Категория: Английский язык
Introduction to Articulatory Phonetics. The production of speech: The Physiological Aspect
Mohammed Kheider University
Lecture 2: Introduction to Articulatory Phonetics
The production of speech: The Physiological Aspect
Objectives: By the end of this course you’ll be able to:
1- Be aware of the process of sounds production.
2- Recognise the vocal tract and name each speech organ.
3- Know the function of each organ in the production of English sounds.
4- Use the previous information in defining the properties of English sounds.
2. 1- Speech production mechanismThe production of any
speech sound takes place when
the air escapes from the lungs
which serve as an air reservoir
and energy source.
Then, the airstream passes
through the trachea (wind
pipe) and through the larynx
which lies behind the throat.
The larynx contains two
stretched membranous cords
called ‘the vocal cords’ which
are made of an elastic tissue.
As they open and shut off, the
vocal cords regulate the
amount of air that passes to the
lungs. Afterwards the air goes
up through the pharynx, and
escapes via either the oral
cavity or the nasal cavity.
3. Any production of language by means of speech happens through three stages: The psychological stage: In the first place, the2. SPEECH ORGANS
First, we will discuss all the steps of the production of human speech sounds:
2.1. Stages of speech sounds production:
Any production of language by means of
speech happens through three stages:
The psychological stage: In the first place, the
information of the concept will take place in the
The articulatory stage: The nervous system
transmits this message to the organs of speech.
These in turn will produce a particular pattern of
The acoustic stage: The movement of the organs
of speech will create disturbance in the air which
enables us to hear particular sounds and
discriminate between them.
All the organs (shown on the figure below) contribute in the production of speech.
All the sounds of English are made using air on its way out from the lungs. The lungs pull in and push out air,
helped by the diaphragm. The air goes out via the trachea, where the first obstruction it meets is the larynx.
Inside the larynx the air passes by the vocal folds (cords), which, may vibrate or not. Afterwards the air goes
up through the pharynx, and escapes via either the oral or the nasal cavity.
production also have other

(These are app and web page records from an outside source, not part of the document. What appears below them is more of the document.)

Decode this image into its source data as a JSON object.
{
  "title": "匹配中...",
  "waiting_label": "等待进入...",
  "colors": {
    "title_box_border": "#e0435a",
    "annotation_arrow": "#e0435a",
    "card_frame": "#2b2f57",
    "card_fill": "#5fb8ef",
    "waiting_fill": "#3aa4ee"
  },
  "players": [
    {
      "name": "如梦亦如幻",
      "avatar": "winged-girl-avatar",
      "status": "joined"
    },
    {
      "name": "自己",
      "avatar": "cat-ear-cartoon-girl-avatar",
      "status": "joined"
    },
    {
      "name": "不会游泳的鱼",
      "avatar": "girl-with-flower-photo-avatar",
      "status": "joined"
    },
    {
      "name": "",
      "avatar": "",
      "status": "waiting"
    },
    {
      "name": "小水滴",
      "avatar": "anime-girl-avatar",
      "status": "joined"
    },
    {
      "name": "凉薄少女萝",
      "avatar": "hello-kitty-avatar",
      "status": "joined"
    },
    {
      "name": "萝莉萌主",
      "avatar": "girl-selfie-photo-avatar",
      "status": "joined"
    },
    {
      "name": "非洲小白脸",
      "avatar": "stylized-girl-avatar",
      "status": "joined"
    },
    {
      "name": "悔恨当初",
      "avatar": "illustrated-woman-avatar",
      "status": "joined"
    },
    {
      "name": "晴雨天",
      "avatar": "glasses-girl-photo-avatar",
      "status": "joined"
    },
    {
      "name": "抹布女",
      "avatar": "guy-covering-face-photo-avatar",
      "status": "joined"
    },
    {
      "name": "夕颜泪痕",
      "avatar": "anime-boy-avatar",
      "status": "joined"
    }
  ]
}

functions. The lungs and
breathing, as is the nasal
cavity, which cleans, heats
and humidifies the air that
is breathed in. The teeth and
the tongue play a part in
digestion, and in a way, so
do the vocal folds, as they
have to be closed when
swallowing, to keep the
food from going down the
6. 3. THE FUNCTION OF EACH ORGAN OF SPEECH1. The Vocal Cords (folds)
When the air is released from the lungs
up arrives first at the larynx which
contains two elastic tissues lying
opposite each other across the air
passage. The vocal cords, which can
move towards each other to stop or let
the air to pass freely in the glottis.
Say a long /m/ sound and put your
fingers on your neck by the side of the
larynx. You will feel the vibration of
the vocal cords. Now say /s/ sound.
You will feel no vibration. This
vibration is called voice. Some
English sounds are voiced sounds and
the others are voiceless sounds.
It is the place which comes
immediately above the larynx and
behind the back of the tongue. It is
between the larynx the nasal cavity.
3. The Palate
The palate forms the roof of the mouth
and separates the mouth cavity from the
nasal cavity. It contains hard palate, soft
palate which an be lowered or raised,
and alveolar ridge, in which the former
ends in the uvular.
4. The Teeth
The lower front teeth are not important
in speech except in /s/, /z/. But the two
upper front teeth are used more in
English sounds like / /, /ð/.
The tongue is divided into four
parts, the back of the tongue is
under the soft palate and the front
is under the hard palate whereas
the blade is under the alveolar
ridge and the tip behind teeth.
The tongue takes many shapes
and positions when articulating
6. The Lips
The lips can take many positions.
They can stop the air and release it
suddenly like in /p/ & /b/. Lower
lip can touch the upper teeth to
produce /f/,/v/. The articulation of
vowels depend mainly on the shape
of the lips such as: /i:/ , /u:/
table, which compares the survival as well as the speech functions of
each of the speech organs
1. Cruttenden, Alan.
(2008) Gimson's Pronunciation
of English. Hodder Arnold
2- Roach, Peter. (1983) English
Phonetics and Phonology . (1st Edition)
Cambridge University Press.